Wednesday, May 28, 2014
The Mockingbird Next Door
For someone who is "one of those people" who love and reread To Kill a Mockingbird at least once a year, this book cleared up so very many misconceptions about Nelle Harper Lee. I always thought being a recluse meant living as a hermit, having groceries brought to the back door, paying no attention to life outside the curtains. But this book was an eye opener! Marja Mills, a reporter for the Chicago Tribune, somehow managed by just being nice, to befriend the Lee sisters, move in next door and share their life. She was brought into their lives as a friend, someone who could be trusted, and thus given permission to share with the world the life Nelle Harper chose to live after the phenomenal continued success of her book To Kill a Mockingbird.
Miss Mills showed us that Nelle lives, with the protection of the citizens of Monroeville, a public life. She has coffee at McDonalds, goes to the laundromat to do her laundry, eats in restaurants, has friends, feeds ducks, goes fishing and spent half of her time in New York, where she truly felt anonymous.
I loved this book. I saw Ms. Lee and sat in her living room, pushing aside the books and magazines from the chairs, and had her over for morning coffee and discovered why, oh WHY did she not write another book? Why she ran away from TKAM. Why she just didn't understand how this book, the characters drawn from her own life - Truman Capote as Dill, her father as Atticus, her sister Alice as Jem, herself as Scout would take over high school reading lists, and law schools.
Harper Lee has become one of our icons whether she wanted to or not.
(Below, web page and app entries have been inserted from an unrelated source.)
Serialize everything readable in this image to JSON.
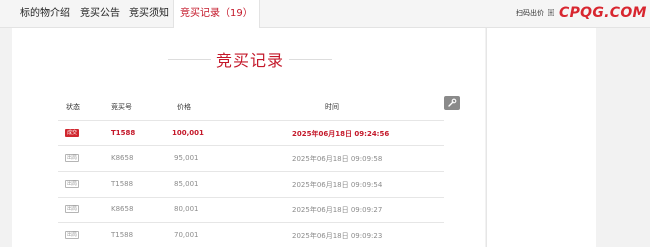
{
  "tabs": [
    {
      "label": "标的物介绍",
      "active": false
    },
    {
      "label": "竞买公告",
      "active": false
    },
    {
      "label": "竞买须知",
      "active": false
    },
    {
      "label": "竞买记录（19）",
      "active": true
    }
  ],
  "header": {
    "scan_text": "扫码出价",
    "qr_icon": "qr-code-icon",
    "brand_logo": "CPQG.COM"
  },
  "section": {
    "title": "竞买记录"
  },
  "settings_icon": "wrench-icon",
  "table": {
    "columns": [
      "状态",
      "竞买号",
      "价格",
      "时间"
    ],
    "rows": [
      {
        "status": "成交",
        "status_type": "winner",
        "bidder": "T1588",
        "price": "100,001",
        "time": "2025年06月18日 09:24:56"
      },
      {
        "status": "出局",
        "status_type": "outbid",
        "bidder": "K8658",
        "price": "95,001",
        "time": "2025年06月18日 09:09:58"
      },
      {
        "status": "出局",
        "status_type": "outbid",
        "bidder": "T1588",
        "price": "85,001",
        "time": "2025年06月18日 09:09:54"
      },
      {
        "status": "出局",
        "status_type": "outbid",
        "bidder": "K8658",
        "price": "80,001",
        "time": "2025年06月18日 09:09:27"
      },
      {
        "status": "出局",
        "status_type": "outbid",
        "bidder": "T1588",
        "price": "70,001",
        "time": "2025年06月18日 09:09:23"
      }
    ]
  },
  "colors": {
    "accent": "#c4182a",
    "brand": "#d8262f",
    "muted_text": "#8c8c8c"
  }
}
And she didn't. But regardless, I am so very grateful for Miss Mills and her friendship with the Lee sisters, for gaining the trust of the Lee sisters and for this book that answered so many questions.